⟨

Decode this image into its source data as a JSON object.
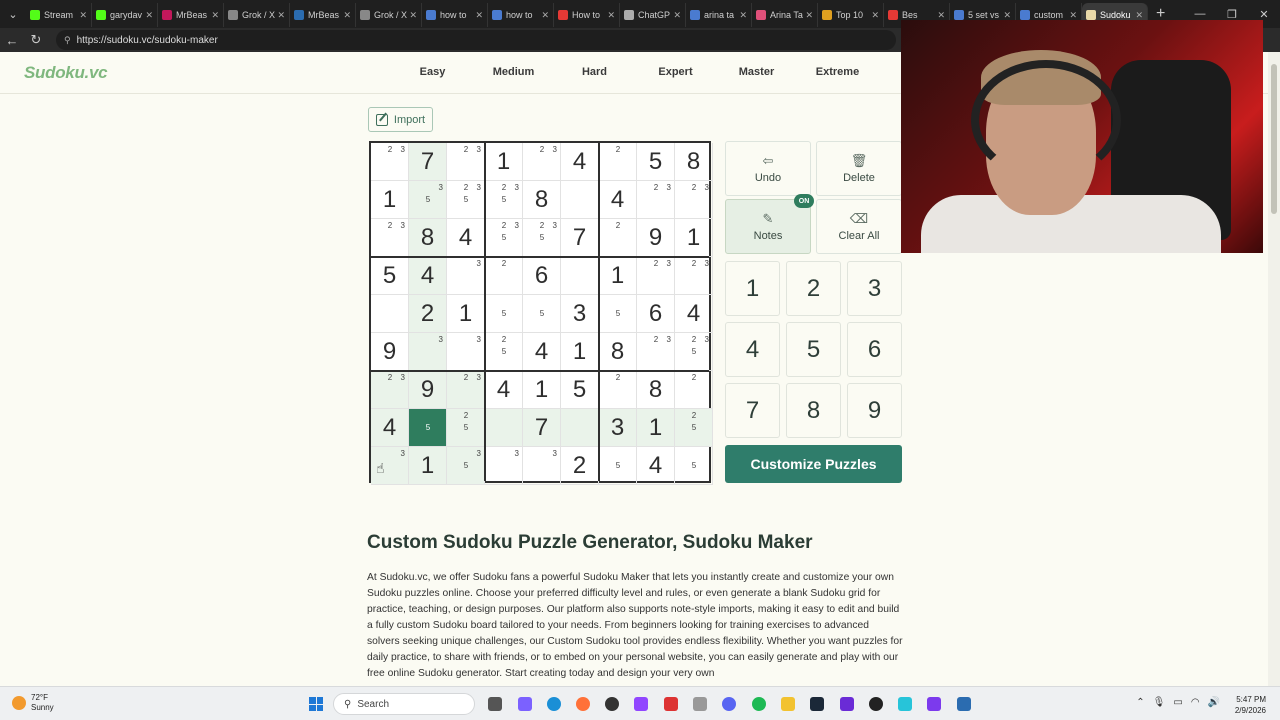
{
  "browser": {
    "tabs": [
      {
        "label": "Stream",
        "color": "#53fc18"
      },
      {
        "label": "garydav",
        "color": "#53fc18"
      },
      {
        "label": "MrBeas",
        "color": "#c2185b"
      },
      {
        "label": "Grok / X",
        "color": "#888888"
      },
      {
        "label": "MrBeas",
        "color": "#2b6cb0"
      },
      {
        "label": "Grok / X",
        "color": "#888888"
      },
      {
        "label": "how to",
        "color": "#4a7bd0"
      },
      {
        "label": "how to",
        "color": "#4a7bd0"
      },
      {
        "label": "How to",
        "color": "#e53935"
      },
      {
        "label": "ChatGP",
        "color": "#aaaaaa"
      },
      {
        "label": "arina ta",
        "color": "#4a7bd0"
      },
      {
        "label": "Arina Ta",
        "color": "#e0507a"
      },
      {
        "label": "Top 10",
        "color": "#e0a020"
      },
      {
        "label": "Bes",
        "color": "#e53935"
      },
      {
        "label": "5 set vs",
        "color": "#4a7bd0"
      },
      {
        "label": "custom",
        "color": "#4a7bd0"
      },
      {
        "label": "Sudoku",
        "color": "#e8d9a8",
        "active": true
      }
    ],
    "url": "https://sudoku.vc/sudoku-maker"
  },
  "site": {
    "logo": "Sudoku.vc",
    "nav": [
      "Easy",
      "Medium",
      "Hard",
      "Expert",
      "Master",
      "Extreme"
    ]
  },
  "import_label": "Import",
  "board": {
    "highlight_row": 7,
    "highlight_col": 1,
    "selected": [
      7,
      1
    ],
    "cells": [
      [
        {
          "n": [
            2,
            3
          ]
        },
        {
          "v": 7
        },
        {
          "n": [
            2,
            3
          ]
        },
        {
          "v": 1
        },
        {
          "n": [
            2,
            3
          ]
        },
        {
          "v": 4
        },
        {
          "n": [
            2
          ]
        },
        {
          "v": 5
        },
        {
          "v": 8
        }
      ],
      [
        {
          "v": 1
        },
        {
          "n": [
            3,
            5
          ]
        },
        {
          "n": [
            2,
            3,
            5
          ]
        },
        {
          "n": [
            2,
            3,
            5
          ]
        },
        {
          "v": 8
        },
        {
          "n": []
        },
        {
          "v": 4
        },
        {
          "n": [
            2,
            3
          ]
        },
        {
          "n": [
            2,
            3
          ]
        }
      ],
      [
        {
          "n": [
            2,
            3
          ]
        },
        {
          "v": 8
        },
        {
          "v": 4
        },
        {
          "n": [
            2,
            3,
            5
          ]
        },
        {
          "n": [
            2,
            3,
            5
          ]
        },
        {
          "v": 7
        },
        {
          "n": [
            2
          ]
        },
        {
          "v": 9
        },
        {
          "v": 1
        }
      ],
      [
        {
          "v": 5
        },
        {
          "v": 4
        },
        {
          "n": [
            3
          ]
        },
        {
          "n": [
            2
          ]
        },
        {
          "v": 6
        },
        {
          "n": []
        },
        {
          "v": 1
        },
        {
          "n": [
            2,
            3
          ]
        },
        {
          "n": [
            2,
            3
          ]
        }
      ],
      [
        {
          "n": []
        },
        {
          "v": 2
        },
        {
          "v": 1
        },
        {
          "n": [
            5
          ]
        },
        {
          "n": [
            5
          ]
        },
        {
          "v": 3
        },
        {
          "n": [
            5
          ]
        },
        {
          "v": 6
        },
        {
          "v": 4
        }
      ],
      [
        {
          "v": 9
        },
        {
          "n": [
            3
          ]
        },
        {
          "n": [
            3
          ]
        },
        {
          "n": [
            2,
            5
          ]
        },
        {
          "v": 4
        },
        {
          "v": 1
        },
        {
          "v": 8
        },
        {
          "n": [
            2,
            3
          ]
        },
        {
          "n": [
            2,
            3,
            5
          ]
        }
      ],
      [
        {
          "n": [
            2,
            3
          ]
        },
        {
          "v": 9
        },
        {
          "n": [
            2,
            3
          ]
        },
        {
          "v": 4
        },
        {
          "v": 1
        },
        {
          "v": 5
        },
        {
          "n": [
            2
          ]
        },
        {
          "v": 8
        },
        {
          "n": [
            2
          ]
        }
      ],
      [
        {
          "v": 4
        },
        {
          "n": [
            5
          ]
        },
        {
          "n": [
            2,
            5
          ]
        },
        {
          "n": []
        },
        {
          "v": 7
        },
        {
          "n": []
        },
        {
          "v": 3
        },
        {
          "v": 1
        },
        {
          "n": [
            2,
            5
          ]
        }
      ],
      [
        {
          "n": [
            3
          ]
        },
        {
          "v": 1
        },
        {
          "n": [
            3,
            5
          ]
        },
        {
          "n": [
            3
          ]
        },
        {
          "n": [
            3
          ]
        },
        {
          "v": 2
        },
        {
          "n": [
            5
          ]
        },
        {
          "v": 4
        },
        {
          "n": [
            5
          ]
        }
      ]
    ]
  },
  "controls": {
    "undo": "Undo",
    "delete": "Delete",
    "notes": "Notes",
    "notes_badge": "ON",
    "clear_all": "Clear All"
  },
  "numpad": [
    "1",
    "2",
    "3",
    "4",
    "5",
    "6",
    "7",
    "8",
    "9"
  ],
  "customize_label": "Customize Puzzles",
  "article": {
    "title": "Custom Sudoku Puzzle Generator, Sudoku Maker",
    "body": "At Sudoku.vc, we offer Sudoku fans a powerful Sudoku Maker that lets you instantly create and customize your own Sudoku puzzles online. Choose your preferred difficulty level and rules, or even generate a blank Sudoku grid for practice, teaching, or design purposes. Our platform also supports note-style imports, making it easy to edit and build a fully custom Sudoku board tailored to your needs. From beginners looking for training exercises to advanced solvers seeking unique challenges, our Custom Sudoku tool provides endless flexibility. Whether you want puzzles for daily practice, to share with friends, or to embed on your personal website, you can easily generate and play with our free online Sudoku generator. Start creating today and design your very own"
  },
  "taskbar": {
    "weather_temp": "72°F",
    "weather_desc": "Sunny",
    "search": "Search",
    "time": "5:47 PM",
    "date": "2/9/2026"
  }
}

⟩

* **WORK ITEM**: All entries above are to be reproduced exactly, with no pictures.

* **WRITTEN RESPONSE**:
Decode this image into its source data as a JSON object.
{
  "browser": {
    "tabs": [
      {
        "label": "Stream",
        "color": "#53fc18"
      },
      {
        "label": "garydav",
        "color": "#53fc18"
      },
      {
        "label": "MrBeas",
        "color": "#c2185b"
      },
      {
        "label": "Grok / X",
        "color": "#888888"
      },
      {
        "label": "MrBeas",
        "color": "#2b6cb0"
      },
      {
        "label": "Grok / X",
        "color": "#888888"
      },
      {
        "label": "how to",
        "color": "#4a7bd0"
      },
      {
        "label": "how to",
        "color": "#4a7bd0"
      },
      {
        "label": "How to",
        "color": "#e53935"
      },
      {
        "label": "ChatGP",
        "color": "#aaaaaa"
      },
      {
        "label": "arina ta",
        "color": "#4a7bd0"
      },
      {
        "label": "Arina Ta",
        "color": "#e0507a"
      },
      {
        "label": "Top 10",
        "color": "#e0a020"
      },
      {
        "label": "Bes",
        "color": "#e53935"
      },
      {
        "label": "5 set vs",
        "color": "#4a7bd0"
      },
      {
        "label": "custom",
        "color": "#4a7bd0"
      },
      {
        "label": "Sudoku",
        "color": "#e8d9a8",
        "active": true
      }
    ],
    "url": "https://sudoku.vc/sudoku-maker"
  },
  "site": {
    "logo": "Sudoku.vc",
    "nav": [
      "Easy",
      "Medium",
      "Hard",
      "Expert",
      "Master",
      "Extreme"
    ]
  },
  "import_label": "Import",
  "board": {
    "highlight_row": 7,
    "highlight_col": 1,
    "selected": [
      7,
      1
    ],
    "cells": [
      [
        {
          "n": [
            2,
            3
          ]
        },
        {
          "v": 7
        },
        {
          "n": [
            2,
            3
          ]
        },
        {
          "v": 1
        },
        {
          "n": [
            2,
            3
          ]
        },
        {
          "v": 4
        },
        {
          "n": [
            2
          ]
        },
        {
          "v": 5
        },
        {
          "v": 8
        }
      ],
      [
        {
          "v": 1
        },
        {
          "n": [
            3,
            5
          ]
        },
        {
          "n": [
            2,
            3,
            5
          ]
        },
        {
          "n": [
            2,
            3,
            5
          ]
        },
        {
          "v": 8
        },
        {
          "n": []
        },
        {
          "v": 4
        },
        {
          "n": [
            2,
            3
          ]
        },
        {
          "n": [
            2,
            3
          ]
        }
      ],
      [
        {
          "n": [
            2,
            3
          ]
        },
        {
          "v": 8
        },
        {
          "v": 4
        },
        {
          "n": [
            2,
            3,
            5
          ]
        },
        {
          "n": [
            2,
            3,
            5
          ]
        },
        {
          "v": 7
        },
        {
          "n": [
            2
          ]
        },
        {
          "v": 9
        },
        {
          "v": 1
        }
      ],
      [
        {
          "v": 5
        },
        {
          "v": 4
        },
        {
          "n": [
            3
          ]
        },
        {
          "n": [
            2
          ]
        },
        {
          "v": 6
        },
        {
          "n": []
        },
        {
          "v": 1
        },
        {
          "n": [
            2,
            3
          ]
        },
        {
          "n": [
            2,
            3
          ]
        }
      ],
      [
        {
          "n": []
        },
        {
          "v": 2
        },
        {
          "v": 1
        },
        {
          "n": [
            5
          ]
        },
        {
          "n": [
            5
          ]
        },
        {
          "v": 3
        },
        {
          "n": [
            5
          ]
        },
        {
          "v": 6
        },
        {
          "v": 4
        }
      ],
      [
        {
          "v": 9
        },
        {
          "n": [
            3
          ]
        },
        {
          "n": [
            3
          ]
        },
        {
          "n": [
            2,
            5
          ]
        },
        {
          "v": 4
        },
        {
          "v": 1
        },
        {
          "v": 8
        },
        {
          "n": [
            2,
            3
          ]
        },
        {
          "n": [
            2,
            3,
            5
          ]
        }
      ],
      [
        {
          "n": [
            2,
            3
          ]
        },
        {
          "v": 9
        },
        {
          "n": [
            2,
            3
          ]
        },
        {
          "v": 4
        },
        {
          "v": 1
        },
        {
          "v": 5
        },
        {
          "n": [
            2
          ]
        },
        {
          "v": 8
        },
        {
          "n": [
            2
          ]
        }
      ],
      [
        {
          "v": 4
        },
        {
          "n": [
            5
          ]
        },
        {
          "n": [
            2,
            5
          ]
        },
        {
          "n": []
        },
        {
          "v": 7
        },
        {
          "n": []
        },
        {
          "v": 3
        },
        {
          "v": 1
        },
        {
          "n": [
            2,
            5
          ]
        }
      ],
      [
        {
          "n": [
            3
          ]
        },
        {
          "v": 1
        },
        {
          "n": [
            3,
            5
          ]
        },
        {
          "n": [
            3
          ]
        },
        {
          "n": [
            3
          ]
        },
        {
          "v": 2
        },
        {
          "n": [
            5
          ]
        },
        {
          "v": 4
        },
        {
          "n": [
            5
          ]
        }
      ]
    ]
  },
  "controls": {
    "undo": "Undo",
    "delete": "Delete",
    "notes": "Notes",
    "notes_badge": "ON",
    "clear_all": "Clear All"
  },
  "numpad": [
    "1",
    "2",
    "3",
    "4",
    "5",
    "6",
    "7",
    "8",
    "9"
  ],
  "customize_label": "Customize Puzzles",
  "article": {
    "title": "Custom Sudoku Puzzle Generator, Sudoku Maker",
    "body": "At Sudoku.vc, we offer Sudoku fans a powerful Sudoku Maker that lets you instantly create and customize your own Sudoku puzzles online. Choose your preferred difficulty level and rules, or even generate a blank Sudoku grid for practice, teaching, or design purposes. Our platform also supports note-style imports, making it easy to edit and build a fully custom Sudoku board tailored to your needs. From beginners looking for training exercises to advanced solvers seeking unique challenges, our Custom Sudoku tool provides endless flexibility. Whether you want puzzles for daily practice, to share with friends, or to embed on your personal website, you can easily generate and play with our free online Sudoku generator. Start creating today and design your very own"
  },
  "taskbar": {
    "weather_temp": "72°F",
    "weather_desc": "Sunny",
    "search": "Search",
    "time": "5:47 PM",
    "date": "2/9/2026"
  }
}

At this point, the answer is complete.